Charlie Wi is more widely known as an exponent of the “stack and tilt” golf swing method, but few if anyone (apart from his caddy and instructors) probably know how effective he is from the sand.
I think you’ll agree that Charlie Wi is extremely successful at getting close to the hole from the bunker?
But as you know it’s all well and good being able to hit it relatively close to the hole from the sand, because once you hit it to close range you still have to putt it, and this is where it really matters.
Charlie ranked 56th for scrambling from the sand in 2013 with 66 of his 117 bunker shots being converted to par or better which is 56.4 percent.
Matt Kuchar was actually the best in scrambling from the sand in 2013 with 62 saves from 88 attempts, or 72.09 percent.
Between Charlie Wi and Matt Kuchar there were about 55 golfers who were able to get the ball up and down out of every possible lie in the bunker better than 56 percent of the time.
This is an exceptional standard, but it’s also critical to be this effective if you are going to maintain your score momentum during a round.
Putting Effectiveness From Short Range

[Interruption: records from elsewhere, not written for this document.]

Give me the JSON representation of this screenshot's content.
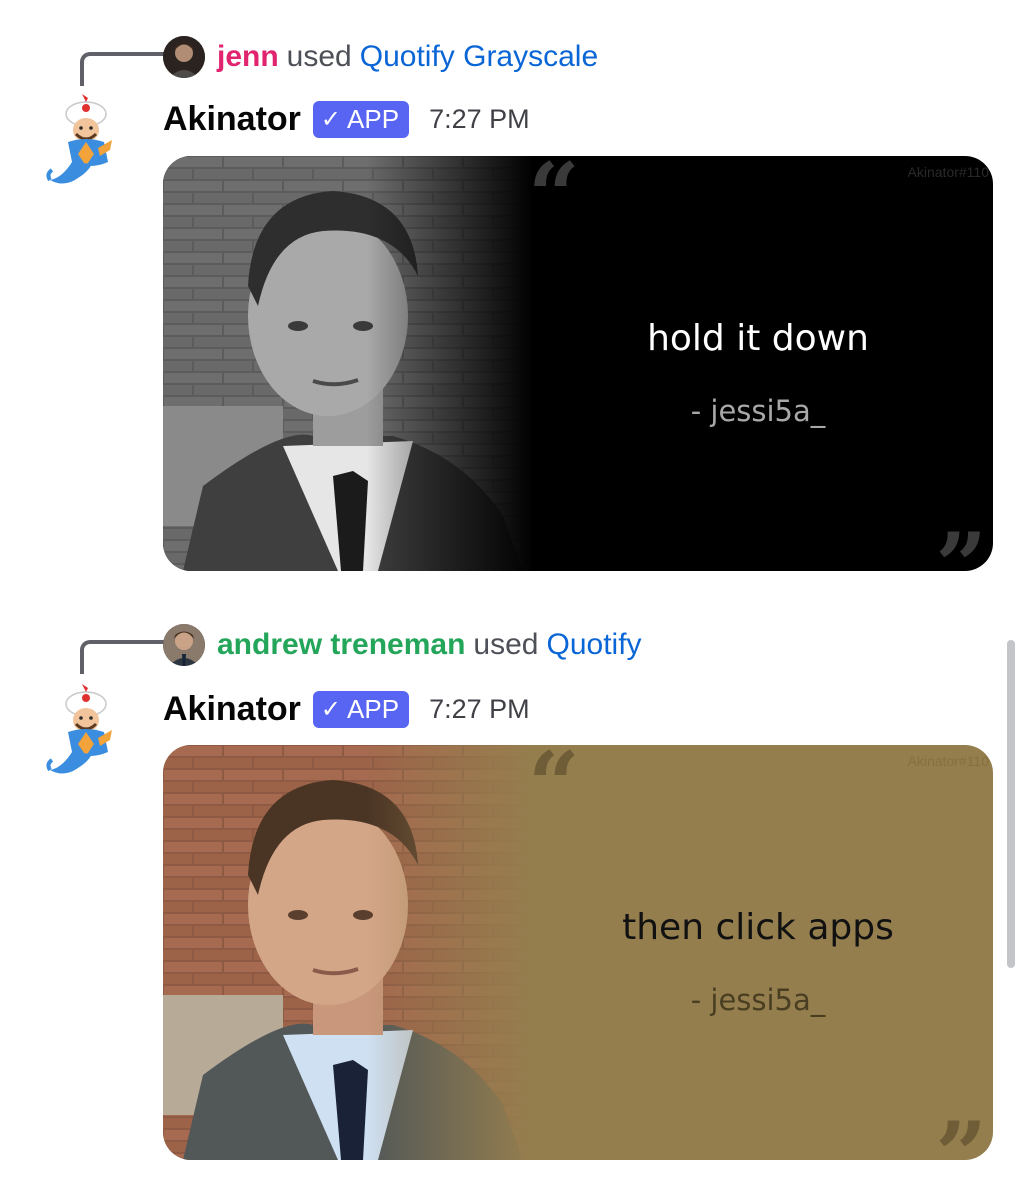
{
  "messages": [
    {
      "reply": {
        "username": "jenn",
        "username_color": "#e0246f",
        "used_text": "used",
        "command": "Quotify Grayscale"
      },
      "bot_name": "Akinator",
      "badge": {
        "check": "✓",
        "label": "APP"
      },
      "timestamp": "7:27 PM",
      "quote": {
        "text": "hold it down",
        "author": "- jessi5a_",
        "open_mark": "“",
        "close_mark": "”",
        "watermark": "Akinator#110",
        "background": "#000000",
        "text_color": "#ffffff",
        "author_color": "#a8a8a8",
        "mark_color": "#3a3a3a",
        "style": "grayscale"
      }
    },
    {
      "reply": {
        "username": "andrew treneman",
        "username_color": "#23a55a",
        "used_text": "used",
        "command": "Quotify"
      },
      "bot_name": "Akinator",
      "badge": {
        "check": "✓",
        "label": "APP"
      },
      "timestamp": "7:27 PM",
      "quote": {
        "text": "then click apps",
        "author": "- jessi5a_",
        "open_mark": "“",
        "close_mark": "”",
        "watermark": "Akinator#110",
        "background": "#957e4e",
        "text_color": "#111111",
        "author_color": "#4a3e22",
        "mark_color": "#6f5d37",
        "style": "color"
      }
    }
  ]
}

What about putting effectiveness from 7 feet with Justin Rose and Charlie Wi? How good are these guys?
I mentioned that Justin Rose’s proximity to the hole from sand was 6 feet 10 inches and that he ranked number one in this category.
Well he is also a great putter from short range and his putts made from inside 7 feet in 2013 was 73.47 percent ranking him number three in this important category where he made 36 putts from 49 attempts.
Remember that Charlie Wi who was only 4 inches further away from the hole than Justin Rose out of the sand, how did he fare in this category?
Not nearly as good, Charlie ranked much higher than Justin at 96th with 58.46 percent of putts made from this distance; he made 38 putts from 65 attempts from inside 7 feet of the hole.
You can see from this simple analysis that it is one thing to hit it relatively close to the hole when you miss a green, but you have to develop your putting skills particularly inside an imaginary 10 feet zone to be competitive on a professional golf tour.
The key to understanding where your game is deficient is to look at the relationship of one category to another, like sand proximity to the hole and how many putts you make.
Start monitoring your greenside strokes within 30 yards (28 metres) of the edge of the green and when you practice make sure that you practice your greenside wedge skills (chip, pitch, sand, flop and trouble) and that you measure your proximity to the hole results when you putt out.
This is so you can understand the critical relationship between how far you are hitting it from the hole and how many putts you take to get it in the hole.
At Pro Tour Golf College our students practice their short-game skills using the Par 20 Score Card pictured below. We map out 10 holes around the pitching green with chip, pitch, flop, sand and trouble shots of various distances and when they play their shots to the pin we measure their proximity to the hole using a very simple strategy of counting paces or steps from the pin to their ball.
If you hit it 10 steps from the pin it would be zone 10. I think you get the idea. Using a simple score card like the one we use you can monitor your proximity to the hole easily and effectively.
After you practice this way you will start to notice the importance of hitting your shots closer to the hole because you will see the correlation between proximity to the hole and putts made, and this is what it's all about if you want to become a competitive amateur or professional golfer.
Take the time to monitor your distance from the hole and work with your golf instructor on improving this critical performance statistic and I guarantee you that with a lot of hard work and focus you will start to see a big difference in your scrambling ability around the green.
Lawrie Montague and David Milne - Pro Tour Golf College
Your Success On Tour is Our Business
We have a limited time special rate for Aussie golfers who want to train with us for our 1st semester in 2014...